-- Do steal ideas for cool settings, plot twists, events, npcs, etc from lots of different sources. Nearly every game I've run has had ideas blatantly stolen from video games, manga, or television (my 3 muses) with a bunch of personal twists thrown in to make things less predictable. Usually I can count on my players to take an idea that sounds a bit lame or contrived in my head, and run with it to make it wonderful (though giving your players control over the plot might not be a great idea in a combat-heavy game, do at least let them influence ideas so that they don't feel stuck on rails).

-- Keep the party together as much as possible. For every group that splits off, you're effectively running another game. This is a good reason to limit your number of players.

-- Consent is great! If one character is flirting or making sexual advances at another character, make sure both players are okay with it.

Common types of players/characters to watch out for

-- The Chaotic Annoying
Pitfalls: Has a character that doesn't fit in with your setting at all. Constantly requests to do things that are unrelated to the quest. Takes too much time away from the rest of the group.
Your strategy: The player probably feels disinterested or uninvolved with the plot. Before the game starts, make sure everyone's character has a strong motivation for being on the quest, and during the game, make sure to keep involving all of your players.

-- The "Roll" Player
Pitfalls: Wrecks the balance of your game. Are your other players even doing anything?
Your strategy: You can take away shineys in a less painful way, by making it part of a special plot point or npc interaction. Do not under any circumstances let this player argue with you over rules.

-- The Psycho-Killer
Pitfalls: Pure destruction and death is not a character trait.
Your strategy: Keep player involved (see above). Bad-cop approach: "Oh great, you killed the princess, now the king's army is after your whole party. Good luck with that." Good-cop approach: Give the player a reason to keep the character's evil deeds on the dl (secret evil plot, love interest, etc).

-- The Silent Type
Pitfalls: Does not interact with the party, due to being shy/invisible/ninja/etc. One or two isn't always a problem, but you don't want a whole party of them.
Your strategy: Encourage your players to create characters that will interact in interesting ways. Characters who don't speak much should have other peculiar traits or actions in order to stay interesting.

-- The Drama Queen:
Pitfalls: All of the action seems to revolve around one character. This isn't a problem if the character is actually interesting.
Your strategy: If you sense that other players need some time in the spotlight, throw some situations at the group that will play up to those characters' skills.

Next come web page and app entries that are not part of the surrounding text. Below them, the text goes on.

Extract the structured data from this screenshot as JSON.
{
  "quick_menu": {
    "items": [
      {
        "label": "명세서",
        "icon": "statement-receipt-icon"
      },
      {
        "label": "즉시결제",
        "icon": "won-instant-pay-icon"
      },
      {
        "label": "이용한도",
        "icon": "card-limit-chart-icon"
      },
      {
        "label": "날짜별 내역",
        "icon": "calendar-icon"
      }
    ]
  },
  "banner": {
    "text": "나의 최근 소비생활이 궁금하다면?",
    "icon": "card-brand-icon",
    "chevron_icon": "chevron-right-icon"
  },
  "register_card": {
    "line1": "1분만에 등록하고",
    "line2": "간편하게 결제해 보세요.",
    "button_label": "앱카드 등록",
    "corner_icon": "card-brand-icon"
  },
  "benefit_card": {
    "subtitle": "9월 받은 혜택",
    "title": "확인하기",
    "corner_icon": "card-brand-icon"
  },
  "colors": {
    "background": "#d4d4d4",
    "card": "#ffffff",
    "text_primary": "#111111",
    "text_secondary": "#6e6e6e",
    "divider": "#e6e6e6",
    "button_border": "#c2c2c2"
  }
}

Above all remember the point is for everyone to have fun! Good luck!
28th-Aug-2009 02:52 pm (UTC)
From a less-experienced DM: When Beth and I had our one-shot last spring, one of the most helpful things (after we came up with a story) was making fairly detailed notes about what we wanted to happen. Obviously, we couldn't control the story or predict everything, but we did write down all our stats for the various possibilities that we could plan for--stats for NPCs and monsters, writing out the language for the geas, and so forth. It made the two of us feel a lot better to be prepared, and having things written down in advance can be helpful if you're nervous and forget what you were planning.
This page was loaded Feb 26th 2017, 5:35 am GMT.